STORED DATA section start

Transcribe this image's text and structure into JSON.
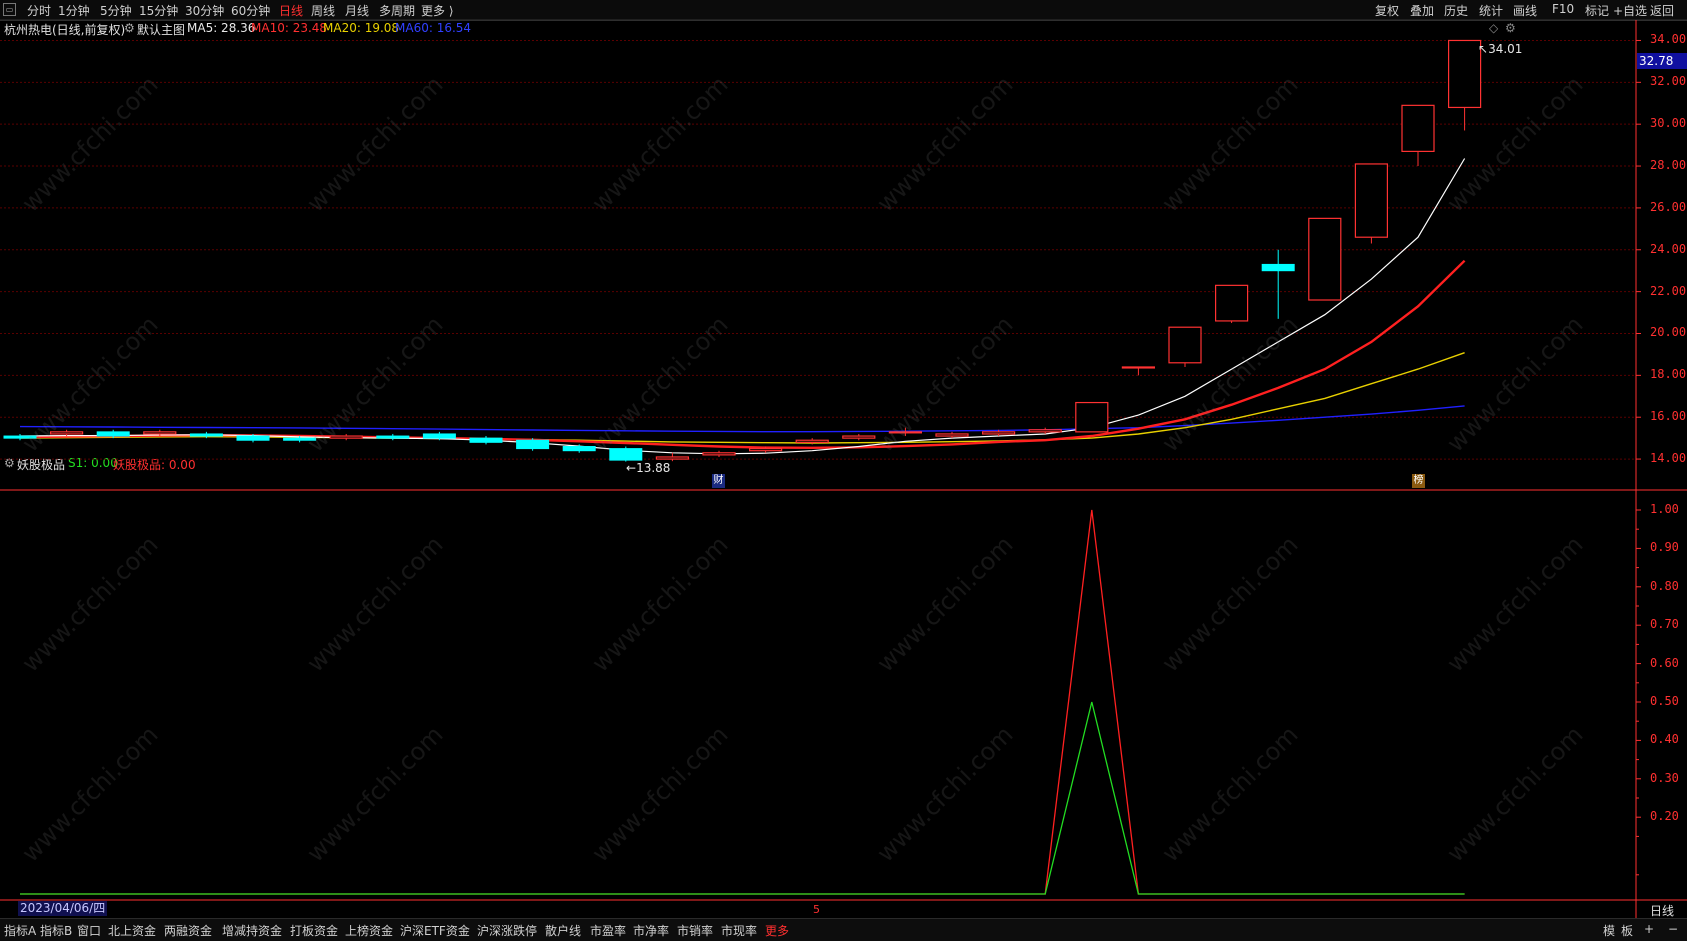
{
  "toolbar": {
    "periods": [
      "分时",
      "1分钟",
      "5分钟",
      "15分钟",
      "30分钟",
      "60分钟",
      "日线",
      "周线",
      "月线",
      "多周期",
      "更多 ⟩"
    ],
    "active_period": "日线",
    "right_items": [
      "复权",
      "叠加",
      "历史",
      "统计",
      "画线",
      "F10",
      "标记",
      "+自选",
      "返回"
    ]
  },
  "main_info": {
    "stock": "杭州热电(日线,前复权)",
    "template": "默认主图",
    "ma5": "MA5: 28.36",
    "ma10": "MA10: 23.48",
    "ma20": "MA20: 19.08",
    "ma60": "MA60: 16.54"
  },
  "sub_info": {
    "indicator": "妖股极品",
    "s1": "S1: 0.00",
    "signal": "妖股极品: 0.00"
  },
  "price_axis": [
    "34.00",
    "32.00",
    "30.00",
    "28.00",
    "26.00",
    "24.00",
    "22.00",
    "20.00",
    "18.00",
    "16.00",
    "14.00"
  ],
  "current_price": "32.78",
  "sub_axis": [
    "1.00",
    "0.90",
    "0.80",
    "0.70",
    "0.60",
    "0.50",
    "0.40",
    "0.30",
    "0.20"
  ],
  "labels": {
    "high": "34.01",
    "low": "13.88",
    "cai_badge": "财",
    "bang_badge": "榜",
    "date": "2023/04/06/四",
    "mid_marker": "5",
    "period_right": "日线",
    "watermark": "www.cfchi.com"
  },
  "bottom": {
    "items": [
      "指标A",
      "指标B",
      "窗口",
      "北上资金",
      "两融资金",
      "增减持资金",
      "打板资金",
      "上榜资金",
      "沪深ETF资金",
      "沪深涨跌停",
      "散户线",
      "市盈率",
      "市净率",
      "市销率",
      "市现率",
      "更多"
    ],
    "active": "更多",
    "right": [
      "模",
      "板",
      "+",
      "−"
    ]
  },
  "colors": {
    "up": "#ff3232",
    "down": "#00ffff",
    "ma5": "#ffffff",
    "ma10": "#ff2020",
    "ma20": "#e8d000",
    "ma60": "#2020ff",
    "grid": "#5a0000",
    "axis": "#ff3030"
  },
  "chart_data": [
    {
      "type": "candlestick",
      "title": "杭州热电(日线,前复权)",
      "ylim": [
        13,
        34.5
      ],
      "candles": [
        {
          "o": 15.1,
          "c": 15.0,
          "h": 15.2,
          "l": 14.9
        },
        {
          "o": 15.2,
          "c": 15.3,
          "h": 15.4,
          "l": 15.1
        },
        {
          "o": 15.3,
          "c": 15.1,
          "h": 15.4,
          "l": 15.0
        },
        {
          "o": 15.2,
          "c": 15.3,
          "h": 15.4,
          "l": 15.1
        },
        {
          "o": 15.2,
          "c": 15.1,
          "h": 15.3,
          "l": 15.0
        },
        {
          "o": 15.1,
          "c": 14.9,
          "h": 15.2,
          "l": 14.8
        },
        {
          "o": 15.0,
          "c": 14.9,
          "h": 15.1,
          "l": 14.8
        },
        {
          "o": 15.0,
          "c": 15.1,
          "h": 15.2,
          "l": 14.9
        },
        {
          "o": 15.1,
          "c": 15.0,
          "h": 15.2,
          "l": 14.9
        },
        {
          "o": 15.2,
          "c": 15.0,
          "h": 15.3,
          "l": 14.9
        },
        {
          "o": 15.0,
          "c": 14.8,
          "h": 15.1,
          "l": 14.7
        },
        {
          "o": 14.9,
          "c": 14.5,
          "h": 15.0,
          "l": 14.4
        },
        {
          "o": 14.6,
          "c": 14.4,
          "h": 14.7,
          "l": 14.3
        },
        {
          "o": 14.5,
          "c": 13.95,
          "h": 14.6,
          "l": 13.88
        },
        {
          "o": 14.0,
          "c": 14.1,
          "h": 14.3,
          "l": 13.9
        },
        {
          "o": 14.2,
          "c": 14.3,
          "h": 14.4,
          "l": 14.1
        },
        {
          "o": 14.4,
          "c": 14.5,
          "h": 14.6,
          "l": 14.3
        },
        {
          "o": 14.8,
          "c": 14.9,
          "h": 15.0,
          "l": 14.7
        },
        {
          "o": 15.0,
          "c": 15.1,
          "h": 15.2,
          "l": 14.9
        },
        {
          "o": 15.3,
          "c": 15.3,
          "h": 15.5,
          "l": 15.1
        },
        {
          "o": 15.1,
          "c": 15.2,
          "h": 15.3,
          "l": 15.0
        },
        {
          "o": 15.2,
          "c": 15.3,
          "h": 15.4,
          "l": 15.1
        },
        {
          "o": 15.3,
          "c": 15.4,
          "h": 15.5,
          "l": 15.2
        },
        {
          "o": 15.3,
          "c": 16.7,
          "h": 16.7,
          "l": 15.3
        },
        {
          "o": 18.4,
          "c": 18.4,
          "h": 18.4,
          "l": 18.0
        },
        {
          "o": 18.6,
          "c": 20.3,
          "h": 20.3,
          "l": 18.4
        },
        {
          "o": 20.6,
          "c": 22.3,
          "h": 22.3,
          "l": 20.5
        },
        {
          "o": 23.3,
          "c": 23.0,
          "h": 24.0,
          "l": 20.7
        },
        {
          "o": 21.6,
          "c": 25.5,
          "h": 25.5,
          "l": 21.6
        },
        {
          "o": 24.6,
          "c": 28.1,
          "h": 28.1,
          "l": 24.3
        },
        {
          "o": 28.7,
          "c": 30.9,
          "h": 30.9,
          "l": 28.0
        },
        {
          "o": 30.8,
          "c": 34.0,
          "h": 34.01,
          "l": 29.7
        }
      ],
      "ma5": [
        15.1,
        15.12,
        15.12,
        15.15,
        15.16,
        15.12,
        15.06,
        15.02,
        15.0,
        14.98,
        14.9,
        14.78,
        14.62,
        14.42,
        14.3,
        14.25,
        14.28,
        14.4,
        14.6,
        14.85,
        15.0,
        15.1,
        15.2,
        15.5,
        16.1,
        17.0,
        18.3,
        19.6,
        20.9,
        22.6,
        24.6,
        28.36
      ],
      "ma10": [
        15.05,
        15.08,
        15.1,
        15.12,
        15.14,
        15.13,
        15.1,
        15.07,
        15.04,
        15.0,
        14.97,
        14.92,
        14.85,
        14.77,
        14.68,
        14.6,
        14.55,
        14.54,
        14.56,
        14.62,
        14.7,
        14.82,
        14.9,
        15.1,
        15.45,
        15.9,
        16.6,
        17.4,
        18.3,
        19.6,
        21.3,
        23.48
      ],
      "ma20": [
        15.0,
        15.02,
        15.04,
        15.06,
        15.07,
        15.06,
        15.04,
        15.02,
        15.0,
        14.98,
        14.96,
        14.93,
        14.9,
        14.86,
        14.82,
        14.8,
        14.78,
        14.77,
        14.78,
        14.8,
        14.83,
        14.87,
        14.92,
        15.0,
        15.2,
        15.5,
        15.9,
        16.4,
        16.9,
        17.6,
        18.3,
        19.08
      ],
      "ma60": [
        15.55,
        15.54,
        15.53,
        15.52,
        15.51,
        15.5,
        15.49,
        15.47,
        15.45,
        15.43,
        15.41,
        15.39,
        15.37,
        15.35,
        15.33,
        15.32,
        15.31,
        15.31,
        15.32,
        15.33,
        15.35,
        15.37,
        15.4,
        15.45,
        15.5,
        15.6,
        15.72,
        15.85,
        16.0,
        16.15,
        16.33,
        16.54
      ]
    },
    {
      "type": "line",
      "title": "妖股极品",
      "ylim": [
        0,
        1.0
      ],
      "series": [
        {
          "name": "妖股极品",
          "values": [
            0,
            0,
            0,
            0,
            0,
            0,
            0,
            0,
            0,
            0,
            0,
            0,
            0,
            0,
            0,
            0,
            0,
            0,
            0,
            0,
            0,
            0,
            0,
            1,
            0,
            0,
            0,
            0,
            0,
            0,
            0,
            0
          ]
        },
        {
          "name": "S1",
          "values": [
            0,
            0,
            0,
            0,
            0,
            0,
            0,
            0,
            0,
            0,
            0,
            0,
            0,
            0,
            0,
            0,
            0,
            0,
            0,
            0,
            0,
            0,
            0,
            0.5,
            0,
            0,
            0,
            0,
            0,
            0,
            0,
            0
          ]
        }
      ]
    }
  ]
}
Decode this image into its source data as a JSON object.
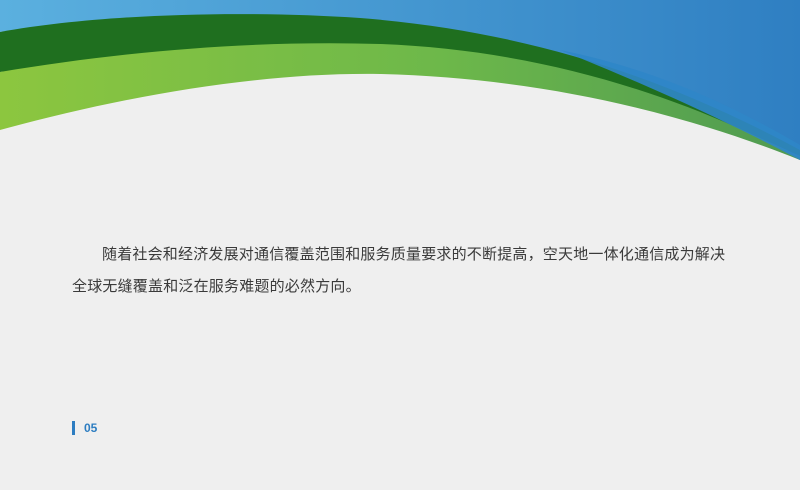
{
  "slide": {
    "body_text": "随着社会和经济发展对通信覆盖范围和服务质量要求的不断提高，空天地一体化通信成为解决全球无缝覆盖和泛在服务难题的必然方向。",
    "page_number": "05"
  },
  "theme": {
    "background": "#efefef",
    "accent_blue": "#2d7dc1",
    "light_blue": "#4a9fd4",
    "dark_green": "#1d6e1d",
    "light_green": "#7cc242"
  }
}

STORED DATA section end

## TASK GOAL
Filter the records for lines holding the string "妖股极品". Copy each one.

## RESPONSE AREA
    "indicator": "妖股极品",
    "signal": "妖股极品: 0.00"
      "title": "妖股极品",
          "name": "妖股极品",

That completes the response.